I am changing a 2 in 1 switch that controls a light(top) and garbage disposal (bottom). They are controlled by different breakers. There was 3 wires in the old box. Black and red on top (different sides) and red on bottom, same side as black on top. I purchased a Legrand RCD33WCC6 paddle switch. When I wire red for light to top,black to common (Middle),and red for disposal on bottom. The light works with switch but disposal just comes on and stays on. What is wrong?
If they are on different breakers, you can't use a switch with a common hot.
You need something like (picked at random by Googling "dual independent switch") Decora 15 Amp Single Pole Dual Switch. The instructions include removing a tab that connects the hots if you need separate hots - just like using a dual receptacle on two separate circuits.

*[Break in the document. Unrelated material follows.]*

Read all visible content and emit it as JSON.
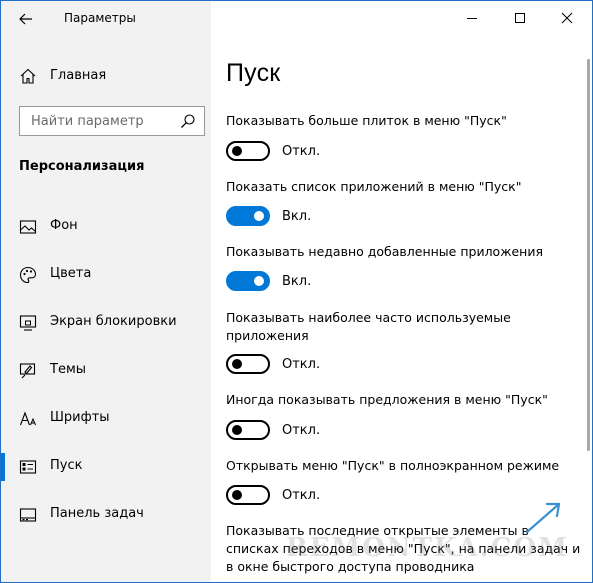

WAIT A MINUTE!!! From what you described, the old switch only had 3 wires! That means it also had 1 hot, 2 switched hot. In which case it was not on 2 separate breakers. If that's the case, you just have the wires confused. Separate the 3 wires. Determine which wire is hot using a tester (non-contact should be sufficient if it gives a clear indication, multimeter is the best test). Then turn the breaker (singular!) off again connect the hot to the common screw and one at a time connect one of the other wires to a switch and see what happens. You should be able to track it down that way to determine which wire goes where and get everything working.
Screw location does not have anything to do with screw function. Each manufacturer, and each model within a manufacturer, can vary.
Color does not indicate function. It should, but often it does not. If things are wired (USA) according to code, you should find:
- Green/bare = Ground
- White/Gray = Neutral
- Black/Red/other colors = Hot, Switched Hot, Travelers, etc.
So while typically black = hot, red = switched hot, there are no guarantees.